Relative and Absolute Dating

Relative and Absolute Dating

Archaeologists use two kinds of dating methods: relative dating and absolute dating.

Author: Mary Beth Fitts, Assistant State Archaeologist, Raleigh

Imagine someone telling you a story where all the important events happened in the wrong order. It might be confusing, or even make no sense at all. Being able to tell how old things are and put them in the right order is one of the most important skills archaeologists have. We call this skill dating because it is how we organize our discoveries in time, like dates on a calendar.

Archaeologists use two kinds of dating methods: relative dating and absolute dating. In relative dating, we determine which things are older or younger based on their relationships. For example, we know from geology that soil layers near the surface of the ground are usually younger than those deeper down. This relationship helps archaeologists know that objects we find deep in the ground are older than things we find closer to the surface.

Using relative dating, archaeologists can tell that artifacts found in the layer of soil closest to the surface, like the penny, pipe, plate in this picture, are younger than those in the soil layers deeper down.
Using relative dating, archaeologists can tell that artifacts found in the layer of soil closest to the surface, like the penny, pipe, plate in this picture, are younger than those in the soil layers deeper down.

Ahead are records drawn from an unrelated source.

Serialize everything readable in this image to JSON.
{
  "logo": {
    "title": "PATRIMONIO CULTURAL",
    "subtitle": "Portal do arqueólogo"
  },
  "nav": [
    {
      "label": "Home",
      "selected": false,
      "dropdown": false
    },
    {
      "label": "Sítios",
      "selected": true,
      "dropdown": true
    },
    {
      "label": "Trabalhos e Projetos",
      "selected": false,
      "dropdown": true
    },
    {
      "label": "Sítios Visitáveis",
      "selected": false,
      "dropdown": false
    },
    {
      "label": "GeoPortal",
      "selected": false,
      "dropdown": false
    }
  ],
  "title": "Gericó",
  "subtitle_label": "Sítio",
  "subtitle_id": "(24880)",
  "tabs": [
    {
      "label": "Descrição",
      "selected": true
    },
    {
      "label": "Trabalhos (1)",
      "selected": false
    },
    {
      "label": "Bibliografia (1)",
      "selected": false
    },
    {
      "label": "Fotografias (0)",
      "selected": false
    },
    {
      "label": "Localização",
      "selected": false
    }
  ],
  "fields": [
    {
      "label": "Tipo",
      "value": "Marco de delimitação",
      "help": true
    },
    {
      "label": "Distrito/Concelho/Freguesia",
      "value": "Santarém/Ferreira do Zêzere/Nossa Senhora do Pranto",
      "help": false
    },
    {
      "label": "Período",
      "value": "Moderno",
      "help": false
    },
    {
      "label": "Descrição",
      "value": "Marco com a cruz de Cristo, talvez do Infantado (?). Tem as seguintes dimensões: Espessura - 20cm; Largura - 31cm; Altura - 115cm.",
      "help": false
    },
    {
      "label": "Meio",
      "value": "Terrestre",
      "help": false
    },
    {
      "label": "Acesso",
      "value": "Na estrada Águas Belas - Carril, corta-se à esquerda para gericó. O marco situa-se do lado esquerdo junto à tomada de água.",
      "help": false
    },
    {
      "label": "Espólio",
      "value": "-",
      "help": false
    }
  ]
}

But how old is old? To find the specific age of an object, archaeologists use absolute dating. Absolute dating methods measure the physical properties of an object itself and use these measurements to calculate its age. One of the most useful absolute dating methods for archaeologists is called radiocarbon dating. It works by measuring carbon isotopes, which are versions of the element carbon. All isotopes of carbon have 6 protons but different numbers of neutrons. One of the carbon isotopes that occurs in nature is radioactive; it has 8 neutrons and is called carbon-14.

Carbon-14 molecule
Carbon-14 has 6 protons and 8 neutrons, two more neutrons than stable carbon.

All plants and animals take in radioactive and non-radioactive carbon when they eat and breathe. When they die, the carbon-14 in their wood and bone starts its radioactive decay process. This means the amount of carbon-14 goes down over time in a predictable way. However, the amount of stable (non-radioactive) carbon remains the same. In radiocarbon dating, the amounts of stable carbon and carbon-14 in a piece of bone or wood are counted. The ratio of stable carbon to carbon-14 is then used to calculate the date when the radioactive decay process started; in other words, the time when the plant or animal died. This means that by using radiocarbon dating, we can tell when someone in the past hunted an animal or cut down a tree at an archaeological site. We can then use these absolute dates to put those events in order and understand how people’s lives changed over time.

The Office of State Archaeology’s Underwater Archaeology Branch recently recovered two American Indian dugout log canoes. Since they are made of wood, we were able to use radiocarbon dating to learn how old they are. One is a 13-foot canoe found in the South River near Autryville, North Carolina. Radiocarbon dating of the hull found that it is between 610 and 670 years old. Another canoe, 24 feet in length was discovered in Lake Waccamaw. The radiocarbon date for this canoe tells us it is between 910 and 970 years old. The oldest canoe ever found in North Carolina is a canoe from Lake Phelps; radiocarbon dating of this canoe indicated it is about 4,300 years old!

Using radiocarbon dating, archaeologists discovered that this canoe found in Lake Waccamaw was made between 910 and 970 years ago.
Using radiocarbon dating, archaeologists discovered that this canoe found in Lake Waccamaw was made between 910 and 970 years ago.

Being able to date things allows archaeologists to understand how people’s lives changed over time and to tell histories that connect the past and present. So very tiny things like carbon isotopes can be used to answer really big questions!

 

Images:
-Stratigraphy. Graphic created by NC Office of State Archaeology.
-Carbon-14 atom. Graphic created by NC Office of State Archaeology
-Lake Waccamaw Canoe. Image by NC Office of State Archaeology